── GIVEN INFORMATION
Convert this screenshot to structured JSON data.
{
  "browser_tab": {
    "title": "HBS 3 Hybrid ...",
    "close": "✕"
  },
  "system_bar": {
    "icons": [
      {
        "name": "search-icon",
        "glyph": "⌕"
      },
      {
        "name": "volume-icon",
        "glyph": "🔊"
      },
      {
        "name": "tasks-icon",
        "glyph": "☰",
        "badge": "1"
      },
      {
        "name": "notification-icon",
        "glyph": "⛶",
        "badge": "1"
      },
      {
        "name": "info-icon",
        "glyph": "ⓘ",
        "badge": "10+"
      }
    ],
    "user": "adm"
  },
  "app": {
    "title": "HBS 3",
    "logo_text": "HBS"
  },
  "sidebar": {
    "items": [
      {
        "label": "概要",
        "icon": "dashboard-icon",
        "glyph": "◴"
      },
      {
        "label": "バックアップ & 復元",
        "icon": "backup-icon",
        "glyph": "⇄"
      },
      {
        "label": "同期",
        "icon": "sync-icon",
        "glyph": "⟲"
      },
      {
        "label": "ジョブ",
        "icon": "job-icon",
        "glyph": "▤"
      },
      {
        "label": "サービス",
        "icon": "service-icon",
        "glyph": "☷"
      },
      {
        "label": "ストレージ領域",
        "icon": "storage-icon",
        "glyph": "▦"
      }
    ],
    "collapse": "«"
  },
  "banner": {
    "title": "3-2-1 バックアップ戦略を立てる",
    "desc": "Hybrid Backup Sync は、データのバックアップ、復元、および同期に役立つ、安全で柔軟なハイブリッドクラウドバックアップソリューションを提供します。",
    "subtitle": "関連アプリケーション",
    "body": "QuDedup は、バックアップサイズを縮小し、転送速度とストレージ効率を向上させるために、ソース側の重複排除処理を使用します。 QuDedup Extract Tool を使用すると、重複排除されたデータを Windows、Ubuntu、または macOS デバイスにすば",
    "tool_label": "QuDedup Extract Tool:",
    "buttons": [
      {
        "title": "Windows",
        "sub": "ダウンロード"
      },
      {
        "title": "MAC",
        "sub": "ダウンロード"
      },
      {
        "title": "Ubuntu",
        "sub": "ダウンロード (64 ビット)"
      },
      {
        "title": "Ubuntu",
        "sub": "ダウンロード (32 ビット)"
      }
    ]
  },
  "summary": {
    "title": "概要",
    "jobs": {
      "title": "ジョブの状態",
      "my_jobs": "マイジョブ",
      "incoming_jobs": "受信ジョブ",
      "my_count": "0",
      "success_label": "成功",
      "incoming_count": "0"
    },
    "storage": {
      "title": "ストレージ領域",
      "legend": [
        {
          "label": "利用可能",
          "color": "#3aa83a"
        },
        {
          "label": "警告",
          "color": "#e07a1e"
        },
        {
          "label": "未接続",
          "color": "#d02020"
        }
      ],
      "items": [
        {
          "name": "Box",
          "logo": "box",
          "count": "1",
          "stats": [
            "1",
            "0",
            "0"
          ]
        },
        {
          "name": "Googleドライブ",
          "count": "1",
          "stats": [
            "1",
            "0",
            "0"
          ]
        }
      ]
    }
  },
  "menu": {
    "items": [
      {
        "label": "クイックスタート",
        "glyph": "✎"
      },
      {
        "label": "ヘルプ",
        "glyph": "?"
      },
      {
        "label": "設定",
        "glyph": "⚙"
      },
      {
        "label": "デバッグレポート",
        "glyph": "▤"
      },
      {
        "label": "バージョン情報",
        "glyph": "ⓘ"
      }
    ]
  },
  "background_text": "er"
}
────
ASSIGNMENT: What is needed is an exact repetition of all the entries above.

EXERCISE RESULT:
Convert this screenshot to structured JSON data.
{
  "browser_tab": {
    "title": "HBS 3 Hybrid ...",
    "close": "✕"
  },
  "system_bar": {
    "icons": [
      {
        "name": "search-icon",
        "glyph": "⌕"
      },
      {
        "name": "volume-icon",
        "glyph": "🔊"
      },
      {
        "name": "tasks-icon",
        "glyph": "☰",
        "badge": "1"
      },
      {
        "name": "notification-icon",
        "glyph": "⛶",
        "badge": "1"
      },
      {
        "name": "info-icon",
        "glyph": "ⓘ",
        "badge": "10+"
      }
    ],
    "user": "adm"
  },
  "app": {
    "title": "HBS 3",
    "logo_text": "HBS"
  },
  "sidebar": {
    "items": [
      {
        "label": "概要",
        "icon": "dashboard-icon",
        "glyph": "◴"
      },
      {
        "label": "バックアップ & 復元",
        "icon": "backup-icon",
        "glyph": "⇄"
      },
      {
        "label": "同期",
        "icon": "sync-icon",
        "glyph": "⟲"
      },
      {
        "label": "ジョブ",
        "icon": "job-icon",
        "glyph": "▤"
      },
      {
        "label": "サービス",
        "icon": "service-icon",
        "glyph": "☷"
      },
      {
        "label": "ストレージ領域",
        "icon": "storage-icon",
        "glyph": "▦"
      }
    ],
    "collapse": "«"
  },
  "banner": {
    "title": "3-2-1 バックアップ戦略を立てる",
    "desc": "Hybrid Backup Sync は、データのバックアップ、復元、および同期に役立つ、安全で柔軟なハイブリッドクラウドバックアップソリューションを提供します。",
    "subtitle": "関連アプリケーション",
    "body": "QuDedup は、バックアップサイズを縮小し、転送速度とストレージ効率を向上させるために、ソース側の重複排除処理を使用します。 QuDedup Extract Tool を使用すると、重複排除されたデータを Windows、Ubuntu、または macOS デバイスにすば",
    "tool_label": "QuDedup Extract Tool:",
    "buttons": [
      {
        "title": "Windows",
        "sub": "ダウンロード"
      },
      {
        "title": "MAC",
        "sub": "ダウンロード"
      },
      {
        "title": "Ubuntu",
        "sub": "ダウンロード (64 ビット)"
      },
      {
        "title": "Ubuntu",
        "sub": "ダウンロード (32 ビット)"
      }
    ]
  },
  "summary": {
    "title": "概要",
    "jobs": {
      "title": "ジョブの状態",
      "my_jobs": "マイジョブ",
      "incoming_jobs": "受信ジョブ",
      "my_count": "0",
      "success_label": "成功",
      "incoming_count": "0"
    },
    "storage": {
      "title": "ストレージ領域",
      "legend": [
        {
          "label": "利用可能",
          "color": "#3aa83a"
        },
        {
          "label": "警告",
          "color": "#e07a1e"
        },
        {
          "label": "未接続",
          "color": "#d02020"
        }
      ],
      "items": [
        {
          "name": "Box",
          "logo": "box",
          "count": "1",
          "stats": [
            "1",
            "0",
            "0"
          ]
        },
        {
          "name": "Googleドライブ",
          "count": "1",
          "stats": [
            "1",
            "0",
            "0"
          ]
        }
      ]
    }
  },
  "menu": {
    "items": [
      {
        "label": "クイックスタート",
        "glyph": "✎"
      },
      {
        "label": "ヘルプ",
        "glyph": "?"
      },
      {
        "label": "設定",
        "glyph": "⚙"
      },
      {
        "label": "デバッグレポート",
        "glyph": "▤"
      },
      {
        "label": "バージョン情報",
        "glyph": "ⓘ"
      }
    ]
  },
  "background_text": "er"
}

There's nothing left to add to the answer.